**PROBLEM TO SOLVE**
Search the entries for the word "object" and report each line that has it.

**Entries from a dataset of interfaces**
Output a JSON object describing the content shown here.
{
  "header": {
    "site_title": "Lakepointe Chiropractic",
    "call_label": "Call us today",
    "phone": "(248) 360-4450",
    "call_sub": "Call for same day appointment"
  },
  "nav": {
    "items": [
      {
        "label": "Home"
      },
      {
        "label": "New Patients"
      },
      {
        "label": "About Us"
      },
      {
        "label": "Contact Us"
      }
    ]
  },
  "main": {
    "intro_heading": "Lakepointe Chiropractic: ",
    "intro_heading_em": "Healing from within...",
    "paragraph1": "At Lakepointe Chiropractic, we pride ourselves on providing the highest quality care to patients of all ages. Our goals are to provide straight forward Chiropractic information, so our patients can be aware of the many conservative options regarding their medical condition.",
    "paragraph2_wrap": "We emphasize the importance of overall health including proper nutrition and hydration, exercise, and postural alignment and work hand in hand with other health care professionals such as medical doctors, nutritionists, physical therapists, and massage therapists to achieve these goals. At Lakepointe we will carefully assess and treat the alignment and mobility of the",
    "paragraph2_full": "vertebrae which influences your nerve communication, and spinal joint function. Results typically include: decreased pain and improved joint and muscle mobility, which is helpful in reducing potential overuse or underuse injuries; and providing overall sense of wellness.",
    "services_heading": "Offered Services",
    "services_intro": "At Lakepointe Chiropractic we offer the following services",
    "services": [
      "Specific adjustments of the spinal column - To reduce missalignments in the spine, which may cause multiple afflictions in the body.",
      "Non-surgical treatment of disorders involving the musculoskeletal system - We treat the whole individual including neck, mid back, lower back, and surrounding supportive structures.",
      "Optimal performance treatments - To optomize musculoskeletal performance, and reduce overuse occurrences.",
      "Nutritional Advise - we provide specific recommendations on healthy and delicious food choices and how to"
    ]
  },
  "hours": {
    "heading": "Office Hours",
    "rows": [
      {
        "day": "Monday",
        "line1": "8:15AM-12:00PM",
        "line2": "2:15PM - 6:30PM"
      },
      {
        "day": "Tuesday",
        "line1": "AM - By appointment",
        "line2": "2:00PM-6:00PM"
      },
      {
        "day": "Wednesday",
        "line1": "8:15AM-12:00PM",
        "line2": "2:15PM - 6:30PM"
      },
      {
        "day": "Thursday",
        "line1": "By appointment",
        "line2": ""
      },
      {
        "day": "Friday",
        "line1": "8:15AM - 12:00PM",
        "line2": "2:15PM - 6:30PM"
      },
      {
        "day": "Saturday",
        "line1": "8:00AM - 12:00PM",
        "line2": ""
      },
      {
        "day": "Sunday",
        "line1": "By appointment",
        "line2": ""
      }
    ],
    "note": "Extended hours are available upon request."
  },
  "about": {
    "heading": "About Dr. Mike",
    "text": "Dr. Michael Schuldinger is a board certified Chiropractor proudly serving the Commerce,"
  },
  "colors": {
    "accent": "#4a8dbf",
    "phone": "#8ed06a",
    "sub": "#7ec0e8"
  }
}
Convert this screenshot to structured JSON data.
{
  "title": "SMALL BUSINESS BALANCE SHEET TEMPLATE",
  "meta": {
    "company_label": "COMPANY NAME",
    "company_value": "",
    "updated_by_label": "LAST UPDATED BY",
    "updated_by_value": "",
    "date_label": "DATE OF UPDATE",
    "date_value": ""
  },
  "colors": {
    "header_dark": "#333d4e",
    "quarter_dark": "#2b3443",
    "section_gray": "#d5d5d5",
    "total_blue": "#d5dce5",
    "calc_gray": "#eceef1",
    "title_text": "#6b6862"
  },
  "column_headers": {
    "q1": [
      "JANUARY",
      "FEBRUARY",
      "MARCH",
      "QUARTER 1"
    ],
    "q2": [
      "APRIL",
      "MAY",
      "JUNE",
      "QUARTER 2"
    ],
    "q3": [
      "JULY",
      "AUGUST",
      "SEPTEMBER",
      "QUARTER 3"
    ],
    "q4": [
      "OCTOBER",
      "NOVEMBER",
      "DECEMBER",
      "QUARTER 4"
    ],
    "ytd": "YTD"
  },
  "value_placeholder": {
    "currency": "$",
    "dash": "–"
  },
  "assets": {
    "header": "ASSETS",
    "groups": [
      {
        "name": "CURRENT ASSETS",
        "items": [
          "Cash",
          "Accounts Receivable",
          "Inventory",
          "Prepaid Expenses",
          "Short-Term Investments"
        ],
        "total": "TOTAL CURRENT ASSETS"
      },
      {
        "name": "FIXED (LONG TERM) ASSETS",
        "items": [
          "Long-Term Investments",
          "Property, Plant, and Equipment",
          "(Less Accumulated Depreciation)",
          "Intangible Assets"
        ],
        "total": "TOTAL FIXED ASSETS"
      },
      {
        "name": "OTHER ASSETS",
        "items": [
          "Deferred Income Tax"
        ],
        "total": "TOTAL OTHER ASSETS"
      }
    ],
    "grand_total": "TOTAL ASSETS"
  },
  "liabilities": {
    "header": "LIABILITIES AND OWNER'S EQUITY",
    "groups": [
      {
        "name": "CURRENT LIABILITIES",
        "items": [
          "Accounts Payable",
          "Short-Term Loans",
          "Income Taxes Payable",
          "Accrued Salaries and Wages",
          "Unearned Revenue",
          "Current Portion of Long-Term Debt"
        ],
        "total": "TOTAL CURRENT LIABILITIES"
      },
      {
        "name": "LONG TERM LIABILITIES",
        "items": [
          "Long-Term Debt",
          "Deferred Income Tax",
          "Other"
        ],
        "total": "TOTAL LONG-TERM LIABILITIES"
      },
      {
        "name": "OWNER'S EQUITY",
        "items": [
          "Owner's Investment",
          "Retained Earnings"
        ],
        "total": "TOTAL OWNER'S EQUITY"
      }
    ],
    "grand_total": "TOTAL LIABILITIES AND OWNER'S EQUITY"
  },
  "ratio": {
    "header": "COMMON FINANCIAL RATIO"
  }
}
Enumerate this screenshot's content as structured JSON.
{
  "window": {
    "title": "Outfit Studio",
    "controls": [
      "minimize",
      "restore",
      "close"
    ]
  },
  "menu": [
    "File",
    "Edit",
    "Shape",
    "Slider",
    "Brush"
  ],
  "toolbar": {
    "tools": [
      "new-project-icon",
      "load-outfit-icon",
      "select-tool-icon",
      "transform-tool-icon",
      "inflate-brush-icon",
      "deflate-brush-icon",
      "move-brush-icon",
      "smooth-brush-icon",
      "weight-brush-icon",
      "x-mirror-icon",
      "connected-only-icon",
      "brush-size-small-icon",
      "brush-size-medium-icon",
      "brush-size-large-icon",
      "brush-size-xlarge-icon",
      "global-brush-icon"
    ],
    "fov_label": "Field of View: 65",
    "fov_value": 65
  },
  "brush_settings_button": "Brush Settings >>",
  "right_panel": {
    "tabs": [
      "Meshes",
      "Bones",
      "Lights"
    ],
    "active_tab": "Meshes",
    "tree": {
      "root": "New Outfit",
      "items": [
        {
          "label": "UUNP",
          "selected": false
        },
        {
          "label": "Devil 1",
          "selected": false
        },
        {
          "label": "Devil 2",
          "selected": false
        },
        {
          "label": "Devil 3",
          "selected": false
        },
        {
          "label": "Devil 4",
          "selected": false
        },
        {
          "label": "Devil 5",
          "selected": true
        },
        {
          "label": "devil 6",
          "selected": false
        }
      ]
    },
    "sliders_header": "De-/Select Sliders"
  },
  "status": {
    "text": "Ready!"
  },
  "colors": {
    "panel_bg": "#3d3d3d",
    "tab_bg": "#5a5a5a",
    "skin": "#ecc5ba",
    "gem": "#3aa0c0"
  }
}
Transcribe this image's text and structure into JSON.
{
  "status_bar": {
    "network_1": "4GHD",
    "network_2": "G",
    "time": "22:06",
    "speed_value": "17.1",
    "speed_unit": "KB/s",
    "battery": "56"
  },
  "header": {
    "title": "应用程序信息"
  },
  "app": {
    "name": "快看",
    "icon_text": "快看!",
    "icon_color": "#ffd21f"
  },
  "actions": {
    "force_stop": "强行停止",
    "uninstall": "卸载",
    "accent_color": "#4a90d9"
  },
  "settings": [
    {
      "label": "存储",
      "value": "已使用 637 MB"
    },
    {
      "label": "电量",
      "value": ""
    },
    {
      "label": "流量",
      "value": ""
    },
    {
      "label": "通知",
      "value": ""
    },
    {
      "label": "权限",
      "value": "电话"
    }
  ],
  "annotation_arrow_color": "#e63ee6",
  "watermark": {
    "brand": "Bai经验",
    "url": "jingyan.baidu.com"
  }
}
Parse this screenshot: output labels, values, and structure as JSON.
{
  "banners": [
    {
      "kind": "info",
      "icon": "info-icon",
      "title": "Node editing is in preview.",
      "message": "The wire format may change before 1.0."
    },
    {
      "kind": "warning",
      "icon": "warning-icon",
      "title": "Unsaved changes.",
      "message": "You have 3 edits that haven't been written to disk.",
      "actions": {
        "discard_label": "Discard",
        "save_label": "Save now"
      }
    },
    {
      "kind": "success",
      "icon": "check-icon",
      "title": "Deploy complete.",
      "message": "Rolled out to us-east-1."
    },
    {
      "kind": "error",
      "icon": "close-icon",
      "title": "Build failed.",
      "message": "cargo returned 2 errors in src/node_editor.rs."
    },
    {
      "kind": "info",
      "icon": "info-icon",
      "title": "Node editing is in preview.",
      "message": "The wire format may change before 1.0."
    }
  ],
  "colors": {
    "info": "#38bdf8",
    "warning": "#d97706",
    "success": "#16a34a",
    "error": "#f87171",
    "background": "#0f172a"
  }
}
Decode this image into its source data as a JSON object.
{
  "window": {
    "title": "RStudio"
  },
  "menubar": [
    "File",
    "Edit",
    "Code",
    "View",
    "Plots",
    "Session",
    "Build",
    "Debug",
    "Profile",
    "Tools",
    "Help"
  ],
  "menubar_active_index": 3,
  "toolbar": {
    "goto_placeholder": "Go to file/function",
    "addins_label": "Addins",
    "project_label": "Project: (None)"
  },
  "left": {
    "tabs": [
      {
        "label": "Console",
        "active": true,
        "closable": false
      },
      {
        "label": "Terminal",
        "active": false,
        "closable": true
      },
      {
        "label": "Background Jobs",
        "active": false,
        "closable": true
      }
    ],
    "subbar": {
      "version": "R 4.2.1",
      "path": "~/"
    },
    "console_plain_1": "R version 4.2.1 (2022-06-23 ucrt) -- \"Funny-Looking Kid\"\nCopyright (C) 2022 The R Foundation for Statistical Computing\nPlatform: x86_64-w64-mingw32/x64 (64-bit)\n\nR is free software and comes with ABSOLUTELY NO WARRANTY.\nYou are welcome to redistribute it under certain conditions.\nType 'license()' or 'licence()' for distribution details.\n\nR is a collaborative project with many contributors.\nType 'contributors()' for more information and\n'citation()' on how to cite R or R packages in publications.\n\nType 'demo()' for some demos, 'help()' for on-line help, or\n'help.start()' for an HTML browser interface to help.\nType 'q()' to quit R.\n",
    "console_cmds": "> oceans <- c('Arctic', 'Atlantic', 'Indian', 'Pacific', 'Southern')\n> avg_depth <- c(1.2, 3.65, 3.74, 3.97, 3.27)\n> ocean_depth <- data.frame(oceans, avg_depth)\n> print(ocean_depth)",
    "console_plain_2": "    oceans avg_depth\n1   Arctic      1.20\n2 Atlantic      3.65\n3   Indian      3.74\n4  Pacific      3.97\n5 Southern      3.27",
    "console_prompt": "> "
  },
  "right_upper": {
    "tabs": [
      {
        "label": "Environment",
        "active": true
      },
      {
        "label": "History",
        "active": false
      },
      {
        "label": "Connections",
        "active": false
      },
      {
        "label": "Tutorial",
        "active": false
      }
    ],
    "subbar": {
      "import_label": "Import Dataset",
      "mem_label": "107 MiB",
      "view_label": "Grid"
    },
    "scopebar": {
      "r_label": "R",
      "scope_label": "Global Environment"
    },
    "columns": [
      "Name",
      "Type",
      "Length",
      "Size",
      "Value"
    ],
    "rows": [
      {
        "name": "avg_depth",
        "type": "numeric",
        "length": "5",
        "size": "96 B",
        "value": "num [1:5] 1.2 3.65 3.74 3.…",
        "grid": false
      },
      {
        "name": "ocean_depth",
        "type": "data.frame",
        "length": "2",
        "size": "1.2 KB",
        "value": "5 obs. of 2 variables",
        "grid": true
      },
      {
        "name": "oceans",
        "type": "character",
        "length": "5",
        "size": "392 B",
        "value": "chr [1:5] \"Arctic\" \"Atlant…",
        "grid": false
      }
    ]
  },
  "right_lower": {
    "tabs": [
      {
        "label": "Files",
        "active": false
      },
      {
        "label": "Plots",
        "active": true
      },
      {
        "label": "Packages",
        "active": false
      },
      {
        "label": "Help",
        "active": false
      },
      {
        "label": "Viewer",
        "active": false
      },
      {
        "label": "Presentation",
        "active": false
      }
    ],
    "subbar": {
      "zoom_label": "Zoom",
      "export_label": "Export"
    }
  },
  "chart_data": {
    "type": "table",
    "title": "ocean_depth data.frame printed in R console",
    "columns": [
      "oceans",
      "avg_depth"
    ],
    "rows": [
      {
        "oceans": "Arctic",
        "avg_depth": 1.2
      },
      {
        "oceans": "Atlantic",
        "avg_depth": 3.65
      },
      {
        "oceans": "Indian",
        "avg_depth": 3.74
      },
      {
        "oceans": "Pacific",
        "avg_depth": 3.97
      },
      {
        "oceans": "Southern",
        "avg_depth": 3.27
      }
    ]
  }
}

**OUTPUT FOR THIS EXERCISE**
Output a JSON object describing the content shown here.
Decode this image into its source data as a JSON object.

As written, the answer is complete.